Is the refinancing related to the incorporation? The refinancing was a fund-raising opportunity. It was a way to refund the bank debt. The interest rate was relatively high and was to mature in 2007. We are cashing them out and restructuring the bank loan. We are exchanging preferred debt for new debt. There is an outside limited partner whose preferred stock is being redeemed by the refinancing. (Mr. Eckert declined to identify that partner.)
In February, you promoted 24 executives. Was this related to the refinancing? You can think of the refinancing as a separate thing. We streamlined our balance sheet and took advantage of good financing and we received a credit rating for the first time. (B1 senior secured rating by Moody's Investors Service Inc. and a B long-term counterparty credit rating with a stable outlook from Standard & Poor's Ratings Services.) … We are saving millions in annual debt costs.
We now have more senior, experienced people than we have dollars. There is a balance. How much money you can manage is determined by the depth of your bench. Before, we had more money. We spent a lot of time hiring and developing people. We have very low turnover. We made a lot of investment in people in the last five to seven years, and it is paying off now. The promotions reflect what we were doing to develop them.
Where do you see the firm in the future? We started from a captive buyout shop and are growing into a money management firm. We are now closer to my original objective to be a major financial institution that will last long after I've retired. ... We now have the senior management and we have the platform to manage more money. I think in the next three to five years we will significantly increase our assets under management in the business we are in and we will expand into related businesses, and we will do that in a profitable fashion. We have the management structure in place to do that, and I plan to be the active CEO during that time.
And after that? I intend to be the active CEO for at least the next five years.

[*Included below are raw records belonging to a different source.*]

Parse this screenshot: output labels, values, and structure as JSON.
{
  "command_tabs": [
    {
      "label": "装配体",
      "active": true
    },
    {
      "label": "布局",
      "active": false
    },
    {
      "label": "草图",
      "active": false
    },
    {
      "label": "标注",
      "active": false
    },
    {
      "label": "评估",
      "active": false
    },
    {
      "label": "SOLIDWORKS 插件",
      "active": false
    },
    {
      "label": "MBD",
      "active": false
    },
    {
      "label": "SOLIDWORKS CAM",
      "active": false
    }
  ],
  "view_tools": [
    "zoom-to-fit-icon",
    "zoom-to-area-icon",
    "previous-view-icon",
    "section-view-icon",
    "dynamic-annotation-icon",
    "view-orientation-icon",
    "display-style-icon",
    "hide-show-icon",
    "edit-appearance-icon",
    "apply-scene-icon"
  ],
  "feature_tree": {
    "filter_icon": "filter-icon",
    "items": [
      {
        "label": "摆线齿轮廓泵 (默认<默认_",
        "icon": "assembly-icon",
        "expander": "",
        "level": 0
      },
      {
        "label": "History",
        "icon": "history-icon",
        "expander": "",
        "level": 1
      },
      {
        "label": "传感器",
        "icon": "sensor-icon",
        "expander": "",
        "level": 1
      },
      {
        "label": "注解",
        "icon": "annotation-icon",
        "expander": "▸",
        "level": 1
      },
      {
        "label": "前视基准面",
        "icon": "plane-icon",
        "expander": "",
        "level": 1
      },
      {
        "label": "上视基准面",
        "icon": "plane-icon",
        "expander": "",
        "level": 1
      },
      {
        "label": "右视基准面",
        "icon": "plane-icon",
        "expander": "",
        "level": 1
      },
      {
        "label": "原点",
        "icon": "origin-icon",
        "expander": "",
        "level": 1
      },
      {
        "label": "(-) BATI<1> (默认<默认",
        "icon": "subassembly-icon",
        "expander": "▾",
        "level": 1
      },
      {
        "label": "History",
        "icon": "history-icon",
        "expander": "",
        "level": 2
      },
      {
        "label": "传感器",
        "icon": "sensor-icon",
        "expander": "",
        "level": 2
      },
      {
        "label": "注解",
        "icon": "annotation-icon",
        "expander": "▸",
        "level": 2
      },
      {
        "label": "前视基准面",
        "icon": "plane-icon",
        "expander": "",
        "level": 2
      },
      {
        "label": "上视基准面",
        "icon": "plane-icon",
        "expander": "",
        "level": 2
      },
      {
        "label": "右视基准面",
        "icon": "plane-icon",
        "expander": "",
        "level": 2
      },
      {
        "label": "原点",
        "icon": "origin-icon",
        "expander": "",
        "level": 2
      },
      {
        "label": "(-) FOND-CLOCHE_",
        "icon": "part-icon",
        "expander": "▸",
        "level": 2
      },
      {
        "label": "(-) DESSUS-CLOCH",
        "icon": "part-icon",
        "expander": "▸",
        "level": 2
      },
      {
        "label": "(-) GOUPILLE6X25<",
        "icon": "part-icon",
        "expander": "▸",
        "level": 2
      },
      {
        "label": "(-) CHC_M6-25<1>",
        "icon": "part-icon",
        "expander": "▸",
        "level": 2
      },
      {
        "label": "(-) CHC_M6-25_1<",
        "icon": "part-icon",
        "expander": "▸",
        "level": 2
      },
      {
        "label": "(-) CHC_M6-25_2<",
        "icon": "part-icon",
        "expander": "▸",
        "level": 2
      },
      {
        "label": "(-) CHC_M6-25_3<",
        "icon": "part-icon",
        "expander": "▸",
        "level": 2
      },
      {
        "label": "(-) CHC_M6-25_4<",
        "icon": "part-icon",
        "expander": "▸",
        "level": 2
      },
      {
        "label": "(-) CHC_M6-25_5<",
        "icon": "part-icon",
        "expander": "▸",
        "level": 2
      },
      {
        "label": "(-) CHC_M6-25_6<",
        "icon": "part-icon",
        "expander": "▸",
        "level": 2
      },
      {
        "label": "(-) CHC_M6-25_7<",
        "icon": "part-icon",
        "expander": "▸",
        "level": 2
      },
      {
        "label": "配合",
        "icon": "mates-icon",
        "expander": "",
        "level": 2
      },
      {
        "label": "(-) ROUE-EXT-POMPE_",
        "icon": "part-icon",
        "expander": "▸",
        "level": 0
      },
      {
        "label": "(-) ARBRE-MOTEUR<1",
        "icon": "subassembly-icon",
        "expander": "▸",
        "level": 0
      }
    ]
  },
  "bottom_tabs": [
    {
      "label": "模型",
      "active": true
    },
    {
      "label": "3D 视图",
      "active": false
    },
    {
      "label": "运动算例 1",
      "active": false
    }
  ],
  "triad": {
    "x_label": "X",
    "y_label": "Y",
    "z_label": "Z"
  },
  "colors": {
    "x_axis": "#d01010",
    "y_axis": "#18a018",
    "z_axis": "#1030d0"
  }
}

Will you be retiring after five years? I only plan five years at a time. I plan to retire sometime, but I quite enjoy what I'm doing.